First of all, China has never been an occupying force of any country. Quite the reverse, it was itself occupied for nearly a century by the Mongols. So, it is unlikely they have such an objective. Secondly, Chinese generally follow Confucian and Taoist doctrines, according to which personal goals are always secondary to the nation’s goals, which ultimately means that the survival of the nation counts more than a survival of any individual. For a Chinese, the state represented previously by an emperor and now by the First Secretary of the communist party, has the right to expect from each person an ultimate sacrifice for the nation’s survival. It is a mindset of a bees’ swarm protecting the hive. That explains why it is much easier to apply in China the Machiavellian principle – “the goal justifies the means”.

The western civilisation is diametrically opposed to such a view, promoting an individual freedom as the most important value, upon which the law and the rights of the state are bestowed. Therefore, democracy is much more widely accepted in the western civilisation. However, the consequence of this attitude is that when we need to sacrifice part of our freedom or limit our choices, for examples in fighting nearly 10 existential man-made threats, which may lead to the extinction of a human species, this may put us all in an extremely dangerous situation.
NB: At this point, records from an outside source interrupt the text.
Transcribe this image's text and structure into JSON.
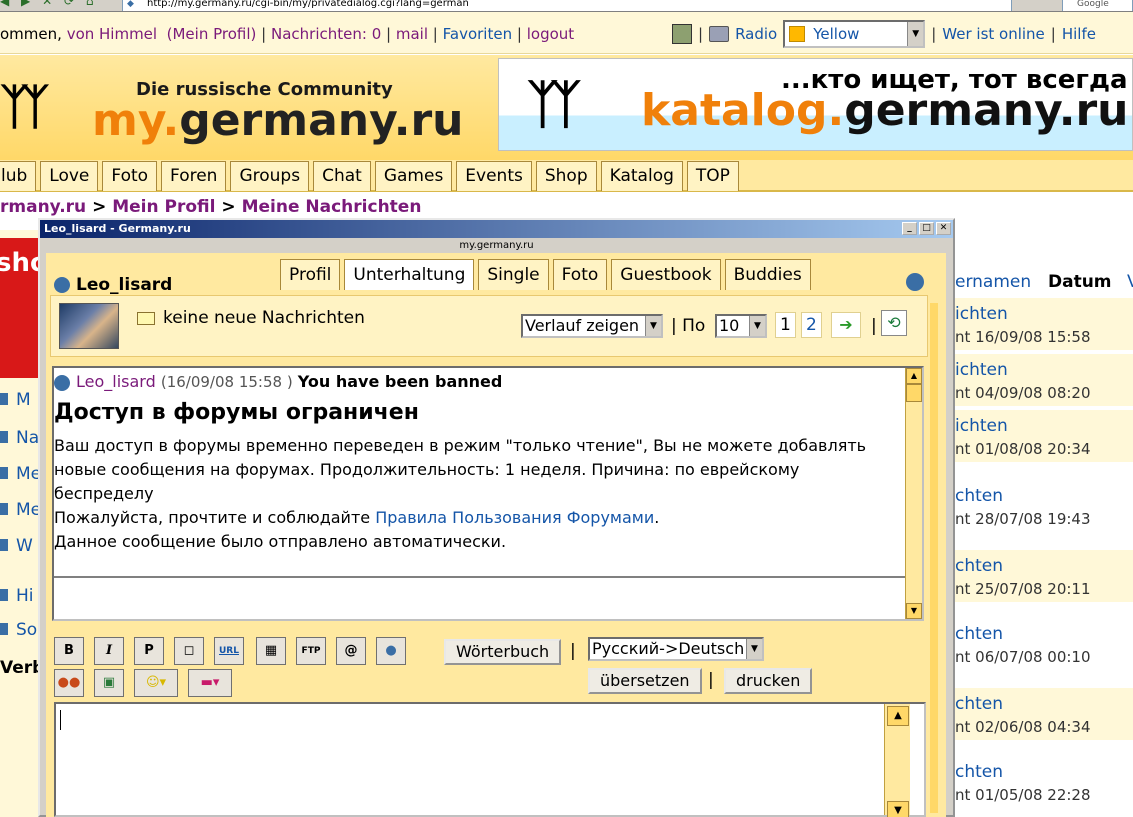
{
  "browser": {
    "url": "http://my.germany.ru/cgi-bin/my/privatedialog.cgi?lang=german",
    "search_placeholder": "Google"
  },
  "topbar": {
    "welcome_prefix": "ommen,",
    "user": "von Himmel",
    "profil_link": "(Mein Profil)",
    "nachrichten": "Nachrichten: 0",
    "mail": "mail",
    "favoriten": "Favoriten",
    "logout": "logout",
    "radio": "Radio",
    "color_select": "Yellow",
    "wer_ist_online": "Wer ist online",
    "hilfe": "Hilfe",
    "sep": "|"
  },
  "header": {
    "tagline": "Die russische Community",
    "logo_accent": "my.",
    "logo_name": "germany.ru",
    "banner_slogan": "...кто ищет, тот всегда на",
    "banner_accent": "katalog.",
    "banner_name": "germany.ru"
  },
  "nav": {
    "tabs": [
      "lub",
      "Love",
      "Foto",
      "Foren",
      "Groups",
      "Chat",
      "Games",
      "Events",
      "Shop",
      "Katalog",
      "TOP"
    ]
  },
  "breadcrumb": {
    "root": "rmany.ru",
    "sep": ">",
    "profil": "Mein Profil",
    "nachrichten": "Meine Nachrichten"
  },
  "left_side": {
    "red_text": "sho",
    "items": [
      "M",
      "Na",
      "Me",
      "Me",
      "W",
      "Hi",
      "So",
      "Verb"
    ]
  },
  "right_list": {
    "col_name": "ernamen",
    "col_date": "Datum",
    "col_extra": "V",
    "rows": [
      {
        "title": "ichten",
        "date": "nt 16/09/08 15:58"
      },
      {
        "title": "ichten",
        "date": "nt 04/09/08 08:20"
      },
      {
        "title": "ichten",
        "date": "nt 01/08/08 20:34"
      },
      {
        "title": "chten",
        "date": "nt 28/07/08 19:43"
      },
      {
        "title": "chten",
        "date": "nt 25/07/08 20:11"
      },
      {
        "title": "chten",
        "date": "nt 06/07/08 00:10"
      },
      {
        "title": "chten",
        "date": "nt 02/06/08 04:34"
      },
      {
        "title": "chten",
        "date": "nt 01/05/08 22:28"
      }
    ]
  },
  "popup": {
    "window_title": "Leo_lisard - Germany.ru",
    "inner_url": "my.germany.ru",
    "tabs": [
      "Profil",
      "Unterhaltung",
      "Single",
      "Foto",
      "Guestbook",
      "Buddies"
    ],
    "active_tab": "Unterhaltung",
    "user_name": "Leo_lisard",
    "no_messages": "keine neue Nachrichten",
    "history_select": "Verlauf zeigen",
    "per_page_label": "| По",
    "per_page_value": "10",
    "page_1": "1",
    "page_2": "2",
    "pipe": "|",
    "message": {
      "author": "Leo_lisard",
      "date": "(16/09/08 15:58 )",
      "subject": "You have been banned",
      "title": "Доступ в форумы ограничен",
      "body_1": "Ваш доступ в форумы временно переведен в режим \"только чтение\", Вы не можете добавлять",
      "body_2": "новые сообщения на форумах. Продолжительность: 1 неделя. Причина: по еврейскому",
      "body_3": "беспределу",
      "body_4": "Пожалуйста, прочтите и соблюдайте",
      "rules_link": "Правила Пользования Форумами",
      "body_4_end": ".",
      "body_5": "Данное сообщение было отправлено автоматически."
    },
    "toolbar": {
      "bold": "B",
      "italic": "I",
      "p": "P",
      "url": "URL",
      "ftp": "FTP",
      "at": "@",
      "woerterbuch": "Wörterbuch",
      "lang_select": "Русский->Deutsch",
      "uebersetzen": "übersetzen",
      "drucken": "drucken"
    }
  }
}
Top experts in the field, such as the late Stephen Hawking, Martin Rees, Stuart Russell or Ray Kurzweil agree that the greatest and the earliest existential threat that we face is not the global warming but the loss of control over the development of AI. If it becomes malicious, then it may lead to the extinction of the human species in the next few decades. Incidentally, many experts believe that by 2030 we will reach simultaneously two tipping points, if there is no fast, global effort to mitigate such threats. It is the loss of control over the development of the Artificial Intelligence and the loss of control over the man-made global warming. Therefore, if we do not have a powerful World Government in the next decade, our last hope for saving a human species might be China. And that may be the ultimate goal of the Chinese leadership’s behind this second cold war and the use of Immature Superintelligence to gain an absolute control over the world in order to save humans from themselves.

Has the Second Cold War already started?

In summary, I believe that the threat of converting a cold war into a hot war will not be a nuclear war, as was the ever-present risk in the first cold war, but the use of Immature Superintelligence to conquer the world. However, like the SALT I Treaty between President Jimmy Carter and the Soviet Union’s Leonid Brezhnev in the 1970’, which limited the number of nuclear warheads, this time it will be something, which I call ‘the AI Supremacist’s Dilemma,’ that may bring the warring parties to their senses. It points clearly that the best result for the two contenders in the second cold war is co-operation, since even a win, may only be a temporary one, should its aim be to gain an absolute power for its own sake, killing millions of people. The side effect would be the creation of an evil Superintelligence, which would in a longer-term ultimately lead to the annihilation of the Supremacist’s nation as well as all humans. Therefore, what may happen in the end is that the second cold war might be the last one of any wars.